Machine vision is used in virtually every industrial manufacturing market from general manufacturing to semiconductors. When machine vision was introduced, it was costly and limited in its capabilities. All that has changed. According to Vision Machines Inc., “Machine vision systems for industrial inspection now generally can be classified into three types: smart camera system, GUI-oriented systems, and traditional, fully programmable systems.”
Smart camera systems are basic systems that process image data at the camera. They’re generally low-cost systems with little or no programmability, and perform basic inspection tasks. GUI systems are programmable, using a point-and-click, graphical interface. Some versions of these systems can generate or incorporate traditional programming code, as well. They offer shorter development cycles, and can be modified by plant personnel. Traditional vision systems are fully programmable in a standard language such as C, C++, or Visual Basic.
These systems generally offer the highest level of flexibility and power, but development times typically are longer and require more experienced personnel.Today, many machine vision systems offer faster, higher-resolution systems, easier-to-use software, and cameras with built-in processing. The use of LEDs as an illumination source reduces costs. The Automated Imaging Association concluded that more than 50% of illumination systems sold to North America’s vision market in 2005 were based on LEDs. Overall, these advances make machine vision more affordable for tasks that previously wouldn’t have justified the cost.
Consultant Don Braggins of Machine Vision Systems says, “The emergence of standards is the most significant trend in machine vision. The first of these is the Camera Link standard for interfacing cameras to the frame grabbers that digitize analog video signals. The standard ensures easy integration of these devices, even from different manufacturers. Connectors, cables, data format, and control signals all are synchronized.
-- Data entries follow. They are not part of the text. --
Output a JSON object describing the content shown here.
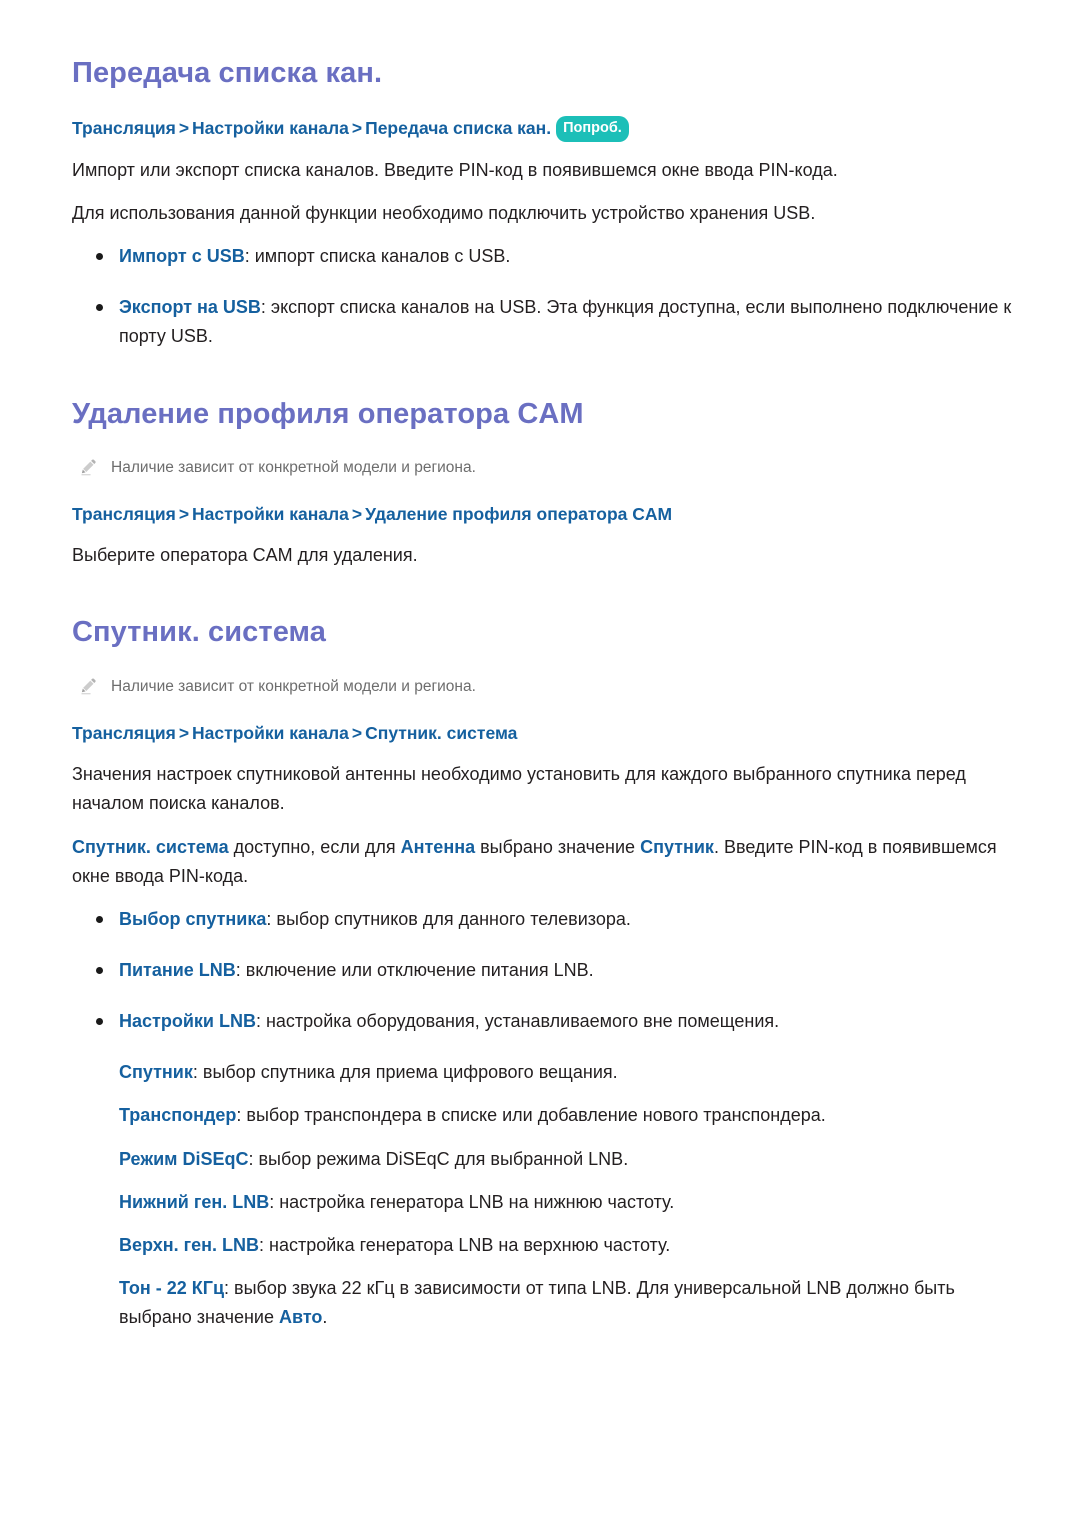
{
  "document": {
    "language": "ru",
    "background": "#ffffff",
    "heading_color": "#6a6fc2",
    "link_color": "#15609f",
    "body_color": "#231f20",
    "note_color": "#6d6d6d",
    "badge_color": "#1cbfb8"
  },
  "sections": [
    {
      "id": "channel-list-transfer",
      "title": "Передача списка кан.",
      "breadcrumb": {
        "crumb1": "Трансляция",
        "sep1": ">",
        "crumb2": "Настройки канала",
        "sep2": ">",
        "crumb3": "Передача списка кан.",
        "badge": "Попроб."
      },
      "paragraphs": [
        "Импорт или экспорт списка каналов. Введите PIN-код в появившемся окне ввода PIN-кода.",
        "Для использования данной функции необходимо подключить устройство хранения USB."
      ],
      "bullets": [
        {
          "term": "Импорт с USB",
          "rest": ": импорт списка каналов с USB."
        },
        {
          "term": "Экспорт на USB",
          "rest": ": экспорт списка каналов на USB. Эта функция доступна, если выполнено подключение к порту USB."
        }
      ]
    },
    {
      "id": "cam-operator-profile-delete",
      "title": "Удаление профиля оператора CAM",
      "note": "Наличие зависит от конкретной модели и региона.",
      "note_icon": "pencil-icon",
      "breadcrumb": {
        "crumb1": "Трансляция",
        "sep1": ">",
        "crumb2": "Настройки канала",
        "sep2": ">",
        "crumb3": "Удаление профиля оператора CAM"
      },
      "paragraphs": [
        "Выберите оператора CAM для удаления."
      ]
    },
    {
      "id": "satellite-system",
      "title": "Спутник. система",
      "note": "Наличие зависит от конкретной модели и региона.",
      "note_icon": "pencil-icon",
      "breadcrumb": {
        "crumb1": "Трансляция",
        "sep1": ">",
        "crumb2": "Настройки канала",
        "sep2": ">",
        "crumb3": "Спутник. система"
      },
      "intro": "Значения настроек спутниковой антенны необходимо установить для каждого выбранного спутника перед началом поиска каналов.",
      "availability": {
        "kw1": "Спутник. система",
        "mid1": " доступно, если для ",
        "kw2": "Антенна",
        "mid2": " выбрано значение ",
        "kw3": "Спутник",
        "tail": ". Введите PIN-код в появившемся окне ввода PIN-кода."
      },
      "bullets": [
        {
          "dot": true,
          "term": "Выбор спутника",
          "rest": ": выбор спутников для данного телевизора."
        },
        {
          "dot": true,
          "term": "Питание LNB",
          "rest": ": включение или отключение питания LNB."
        },
        {
          "dot": true,
          "term": "Настройки LNB",
          "rest": ": настройка оборудования, устанавливаемого вне помещения."
        },
        {
          "dot": false,
          "term": "Спутник",
          "rest": ": выбор спутника для приема цифрового вещания."
        },
        {
          "dot": false,
          "term": "Транспондер",
          "rest": ": выбор транспондера в списке или добавление нового транспондера."
        },
        {
          "dot": false,
          "term": "Режим DiSEqC",
          "rest": ": выбор режима DiSEqC для выбранной LNB."
        },
        {
          "dot": false,
          "term": "Нижний ген. LNB",
          "rest": ": настройка генератора LNB на нижнюю частоту."
        },
        {
          "dot": false,
          "term": "Верхн. ген. LNB",
          "rest": ": настройка генератора LNB на верхнюю частоту."
        }
      ],
      "tone": {
        "term": "Тон - 22 КГц",
        "mid": ": выбор звука 22 кГц в зависимости от типа LNB. Для универсальной LNB должно быть выбрано значение ",
        "kw": "Авто",
        "tail": "."
      }
    }
  ]
}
Industry-standard cables also will drive competitive pricing when manufactured in volume.”
More recently, the GigEVision standard emerged. It regulates how gigabit Ethernet connects cameras to computers, not necessarily with a frame grabber. “Currently, this method is somewhat slower than Camera Link,” adds Braggins, “but GigEVision provides the advantage of separating the camera from a computer at unlimited distances.” With these standards in place, users can mix and match cameras, frame grabbers, and processors. As a result, various manufacturers can provide replacement parts at any time.
Machine Vision Systems
High-Speed Performance Vision
In-Sight 5600 vision sensor line includes standard (640x480) resolution and two megapixel models for high-speed applications. All sensors have an IP67 (NEMA 4) rating to withstand dust and washdown without an accessory enclosure, and include a library of advanced vision software for inspection, identification, measurement and alignment tasks. Cognex; 508/650-3000; www.cognex.com
Imaging Library (MIL) 8.0 with Processing Pack 3 has a metrology module that calculates measured and constructed geometric features derived from a template, and also validates tolerances based on a template. The module can determine the measurement of features such as arcs, circles, line segments and points for imaging processing. Matrox; 514/822-6000; www.matrox.com
Impact family of high-speed intelligent cameras are configurable using supplier’s software suite that includes a tools for deploying vision inspection solutions in the factory environment. KickStart offers preconfigured setup panels. Vision Program Manager lets users deploy a complete vision solution from start to end, and Control Panel Manager provides an HMI to suit various application requirements. PPT Vision; 952/996-9500; www.pptvision.com
What the Eye Can’t See
Used with an IR LED illuminator, CS8620Hi near-IR RS-170 analog camera provides detailed surface inspection of superficial irregularities, blemishes, or defects not easily observed in the visible spectrum. Suited for factory automation, image measurement and various machine vision applications, it features a 380,000-pixel (EIA) CCD that attains a horizontal resolution of 570 TV. Toshiba Teli America; 949/770-8354; www.toshiba-teli.com
Three PCI-Express-based frame grabbers—PCIe-8255R, PCIe-8231 and PCIe-1427—offer support for every major digital camera bus including IEEE 1394b, Gigabit Ethernet (GigE) Vision and Camera Link. Each frame grabber offers vision acquisition software, a single interface for acquiring, saving and displaying images from industrial cameras. National Instruments; 888/280-7645; www.ni.com
High-speed Industrial Imaging
Genie-HM640, HM1024 and HM1400 GigE vision-compliant digital cameras capture image data at speeds to 295 fps in VGA resolution or 60 fps at 1,400x1,024 resolutions for high-speed industrial imaging applications. The cameras transmit data over standard CAT5e and CAT6 cables up to 100 m allowing for a greater distance between the camera and inspection system. Dalsa; 514/333-1301; www.dalsa.com